News In Brief
The Missouri state school board will heed the warnings of an advisory commission and delay consideration of academic-performance standards until they can be written in plainer language.
The Commission on Performance, chaired by Gov. Mel Carnahan, agreed late last month that the standards, which are being prepared by groups of subject-matter experts across the state, need to have a greater emphasis on academic content and be easier for people to understand.
Work on the standards began in 1993 as part of a school-finance-reform law that carried a $310 million tax increase.
The state board, which is charged with adopting new performance standards, will push back its timetable at the commission's urging.
The board had intended to take up the final drafts of the standards this month. A spokesman for the board said the rewrite will probably take most of the summer.
By August or September, the commission may get another look at the standards, which critics have called "vague and fluffy" versions of outcomes-based education.
School Chiefs' Contracts: The Oklahoma legislature was close to clearing a bill last week that would propose a constitutional amendment allowing school boards to hire superintendents for more than a year at a time.
The legislature's resolution passed the House in March on a 69-to-30 vote and was approved by the Senate late last month, 28 to 19. The House must now weigh in on a few Senate changes.
Under the plan, superintendents could be offered contracts for up to three years. The state constitution now limits school superintendents to one-year contracts.

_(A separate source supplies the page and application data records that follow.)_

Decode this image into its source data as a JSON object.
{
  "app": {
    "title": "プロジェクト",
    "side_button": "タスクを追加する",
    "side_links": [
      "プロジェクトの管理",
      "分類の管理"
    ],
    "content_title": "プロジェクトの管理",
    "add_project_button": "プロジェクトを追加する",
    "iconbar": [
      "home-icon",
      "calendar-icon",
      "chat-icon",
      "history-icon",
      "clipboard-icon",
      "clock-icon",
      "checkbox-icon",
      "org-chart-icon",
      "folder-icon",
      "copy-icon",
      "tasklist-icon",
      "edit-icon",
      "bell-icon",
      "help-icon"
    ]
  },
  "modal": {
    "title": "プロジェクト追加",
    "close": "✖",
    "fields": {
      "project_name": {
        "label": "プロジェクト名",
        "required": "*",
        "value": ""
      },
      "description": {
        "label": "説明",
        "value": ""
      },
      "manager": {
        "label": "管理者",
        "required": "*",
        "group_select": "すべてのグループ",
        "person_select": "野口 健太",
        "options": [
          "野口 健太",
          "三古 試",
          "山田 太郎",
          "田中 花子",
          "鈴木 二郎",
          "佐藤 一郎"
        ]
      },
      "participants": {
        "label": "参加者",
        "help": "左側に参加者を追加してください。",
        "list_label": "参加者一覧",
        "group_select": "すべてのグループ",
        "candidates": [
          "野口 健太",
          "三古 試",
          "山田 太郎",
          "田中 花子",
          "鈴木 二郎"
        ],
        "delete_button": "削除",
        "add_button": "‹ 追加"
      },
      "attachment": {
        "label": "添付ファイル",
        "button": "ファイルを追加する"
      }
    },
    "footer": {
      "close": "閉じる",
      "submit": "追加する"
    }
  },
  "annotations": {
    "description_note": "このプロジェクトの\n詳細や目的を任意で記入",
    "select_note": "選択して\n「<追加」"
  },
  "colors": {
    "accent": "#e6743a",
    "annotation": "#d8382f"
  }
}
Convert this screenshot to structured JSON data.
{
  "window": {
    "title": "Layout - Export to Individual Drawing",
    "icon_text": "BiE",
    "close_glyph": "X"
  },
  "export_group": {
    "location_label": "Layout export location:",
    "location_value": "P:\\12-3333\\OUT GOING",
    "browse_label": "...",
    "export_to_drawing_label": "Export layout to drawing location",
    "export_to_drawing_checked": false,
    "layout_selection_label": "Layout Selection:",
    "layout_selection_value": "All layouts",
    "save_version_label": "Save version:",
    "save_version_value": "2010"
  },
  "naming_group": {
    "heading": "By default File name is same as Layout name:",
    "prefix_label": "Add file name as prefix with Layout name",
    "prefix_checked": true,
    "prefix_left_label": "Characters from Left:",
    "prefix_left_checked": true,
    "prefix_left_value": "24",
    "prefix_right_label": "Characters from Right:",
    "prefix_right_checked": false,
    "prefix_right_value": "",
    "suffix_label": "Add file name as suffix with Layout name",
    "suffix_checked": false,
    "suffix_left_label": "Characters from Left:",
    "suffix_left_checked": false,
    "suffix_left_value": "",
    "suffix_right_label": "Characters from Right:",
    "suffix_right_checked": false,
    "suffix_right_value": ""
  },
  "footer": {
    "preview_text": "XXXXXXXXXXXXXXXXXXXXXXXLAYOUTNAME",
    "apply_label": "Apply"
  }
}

Proponents said that greater job security is needed to attract good administrators. Critics of the plan worry that districts will end up spending taxpayers' money to buy out contracts when they disapprove of their superintendents' work.
If approved by lawmakers, the questions would be put before Oklahoma voters.
Play Ball: Athletics and other extracurricular activities in Vermont schools will no longer face being the victims of stubborn taxpayers, under a law signed recently by Gov. Howard Dean.
In years past, school districts that began the year without a voter-approved budget were allowed to operate only a "minimal" program on borrowed funds. Under such a program, sports and other student activities were often cut out.
State lawmakers, however, responded this year to some parents' and educators' concern that important programs were being held hostage in local political fights and found a way to allow the programs to operate.
Under the new law, districts could operate on budgets that are 87 percent of their most recently approved budgets while they try to win voter approval for new budgets. Money borrowed while a district is in limbo could be spent on any service that the school board deems appropriate.
State education officials said they will have to wait and see whether the practical effect of the law is to lengthen the gridlock over local budgets, since districts will now lack the leverage over voters of a possible delay in the school football season.
Razing Arizona Mandates: Gov. Fife Symington of Arizona has signed a series of education bills intended to expand the flexibility of local school districts while granting more freedom to home-school students.
One bill will allow school districts to charge fees for a host of optional classes and extracurricular activities. Another will halt mandatory courses on environmental, drug-abuse, and aids education, which were never funded by the state. That measure also will allow districts to require their students to wear uniforms.
Another bill will waive the state's testing requirement for home-school students. Previously, the state required that students over the age of 8 be tested every three years. The new law requires testing only when students enter public schools. It also requires that students taught at home meet academic-eligibility requirements in order to join in interscholastic athletics.
All of the laws will be in effect beginning next school year.
Fla. Prayer Vote Nears: A controversial school-prayer bill was awaiting action in the Florida Senate last week, days after the bill was voted out of committee twice.
The bill would allow student-led prayers at graduations, sports events, and voluntary after-school assemblies. It initially was approved by the Senate education committee on a voice vote but was put before panel members again for a recorded vote, where it passed on a bipartisan 5-to-3 roll call.
A companion bill is expected to be taken up by the House, which approved a similar bill last year.